— Mariana_Atencio (@marianaatencio) September 3, 2016
What you see in the video above is an angry mob chasing the President of Venezuela Nicolas Maduro and his security detail while banging pots and pans. His security looks panicked. People are shouting curses at him. He is not in control of the situation.
The president’s guard went around the town of Villa Rosa, confiscating cell phones and searching homes, to try to contain the video footage. But they failed. The video went viral, and within hours, all the people of Venezuela saw Maduro looking weaker than ever before.
Cacerolazo.
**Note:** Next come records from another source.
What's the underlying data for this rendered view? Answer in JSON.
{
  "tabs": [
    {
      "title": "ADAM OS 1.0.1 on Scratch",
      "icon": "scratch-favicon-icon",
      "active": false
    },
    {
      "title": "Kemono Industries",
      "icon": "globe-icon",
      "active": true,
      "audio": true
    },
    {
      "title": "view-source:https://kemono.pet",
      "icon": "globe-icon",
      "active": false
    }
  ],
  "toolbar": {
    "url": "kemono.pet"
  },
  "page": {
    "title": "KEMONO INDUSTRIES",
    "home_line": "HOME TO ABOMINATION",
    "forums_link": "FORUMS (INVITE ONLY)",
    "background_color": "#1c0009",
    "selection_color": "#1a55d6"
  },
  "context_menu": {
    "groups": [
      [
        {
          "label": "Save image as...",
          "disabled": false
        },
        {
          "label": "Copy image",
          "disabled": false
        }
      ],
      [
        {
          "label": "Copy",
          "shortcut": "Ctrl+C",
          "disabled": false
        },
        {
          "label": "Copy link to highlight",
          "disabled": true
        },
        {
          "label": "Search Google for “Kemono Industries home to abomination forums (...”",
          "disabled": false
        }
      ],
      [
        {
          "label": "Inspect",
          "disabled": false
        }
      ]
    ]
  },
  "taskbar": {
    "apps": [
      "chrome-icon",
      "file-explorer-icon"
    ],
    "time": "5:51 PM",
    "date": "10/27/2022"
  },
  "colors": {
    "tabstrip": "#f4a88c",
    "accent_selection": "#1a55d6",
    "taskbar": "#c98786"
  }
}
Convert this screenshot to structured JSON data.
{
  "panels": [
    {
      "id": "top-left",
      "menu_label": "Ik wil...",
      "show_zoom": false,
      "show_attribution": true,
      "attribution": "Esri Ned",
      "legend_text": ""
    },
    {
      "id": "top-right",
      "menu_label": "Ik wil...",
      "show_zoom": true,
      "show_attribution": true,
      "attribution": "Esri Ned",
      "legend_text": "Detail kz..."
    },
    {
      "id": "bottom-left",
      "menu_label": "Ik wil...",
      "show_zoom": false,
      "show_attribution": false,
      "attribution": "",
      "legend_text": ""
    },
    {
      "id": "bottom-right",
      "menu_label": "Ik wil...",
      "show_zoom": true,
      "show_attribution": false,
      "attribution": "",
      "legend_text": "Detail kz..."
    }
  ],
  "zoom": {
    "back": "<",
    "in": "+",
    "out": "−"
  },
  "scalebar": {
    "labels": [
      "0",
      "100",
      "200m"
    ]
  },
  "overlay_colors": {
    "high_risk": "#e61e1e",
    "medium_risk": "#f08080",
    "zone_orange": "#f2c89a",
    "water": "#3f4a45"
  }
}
That’s the name for this situation, when ordinary people bang their pots and pans to call attention to injustice. They do it in the streets, or whole neighborhoods will open their windows and do it from their homes. It’s a form of protest in certain Spanish-speaking countries which dates back to 1971 Chile. It is difficult to prevent, since most people have pans readily available. Once it starts, it’s difficult to stop, because it is distributed.
This form of protest is especially effective since oppressive regimes like Maduro’s rely on silence and isolation to repress people’s views. Those who speak out are fired from state jobs. They also lose access to the rationing system, which most of the population relies on to survive. Even with rations, the people are barely surviving.
What caused the Venezuelan economy’s problems?
Grocery store shelves are empty, pets are being abandoned and left to starve. There are food shortages, long lines, and inflation is out of hand. Despite all of this, humanitarian aid isn’t allowed into Venezuela to help the crisis.
President Maduro has placed his economic bets on a Spanish professor called Alfredo Serrano Mancilla and his brand of Chávismo ideology. He calls him the “Jesus Christ of the Economy.”
Mancilla arrived in Venezuela a decade ago and became friendly with the Marxist political in-crowd. He wrote a paper on the economic thought of Hugo Chávez in 2014, and he has been an advisor to Maduro ever since. He is now one of the most influential economic advisors in Maduro’s cabinet. He writes important speeches for the president, which have been presented to the National Assembly. He coordinates the anti-capitalist leftist Center for Political and Social Studies (CEPS) which does political consulting, and has consulted for the Spanish, Ecuadorian, Bolivian, and El Salvadorian governments.
— Nigel Britto (@NigelBritto) September 8, 2016
An opposition leader and professor Antonio Ecarri says it’s the continuation of the former President Hugo Chávez’s policies that caused hunger and poverty in Venezuela, “For us, the imposition of an economic model that destroyed national production through expropriations and made us dependent on the state, which had only one source to finance itself – oil – has condemned us to what we are living today.”
The radical policies like the seizure of businesses, “urban agriculture” on residential balconies, forced employment, and the soviet-style ration supply system, are all a result of Chavistas, particularly the direct influence of Alfredo Serrano Mancilla on Chávez’s successor President Maduro.
Venezuela is still waiting for a miracle from Mancilla, Maduro’s supposed savior of the economy. Maduro is still in denial that Mancilla’s socialist model and the radical measures of the government have impoverished Venezuela. The failures are simply blamed on attacks by the opposition and an “economic war” by the United States. Maduro’s faith in this economic model can’t be shaken, and the people want him gone for it.
The Mob Can Get Rid of Maduro
In a recent poll, only 15% supported Maduro’s government strongly.
- In October, there will be a signature gathering drive to trigger a recall vote.
- There needs to be 3.9 million signatures.
- If millions show up to sign, there could be a referendum by the end of the year.
- If the government refuses to hold a referendum, it could lead to widespread civil unrest.
- The timing of a snap election will be important. If it doesn’t happen by January 10th, an election won’t be triggered, and Maduro’s vice president will just finish his term for him.
It’s in the government’s best interest to delay as long as possible, so it’s up to the people to keep pressuring him and banging their pots and pans in protest.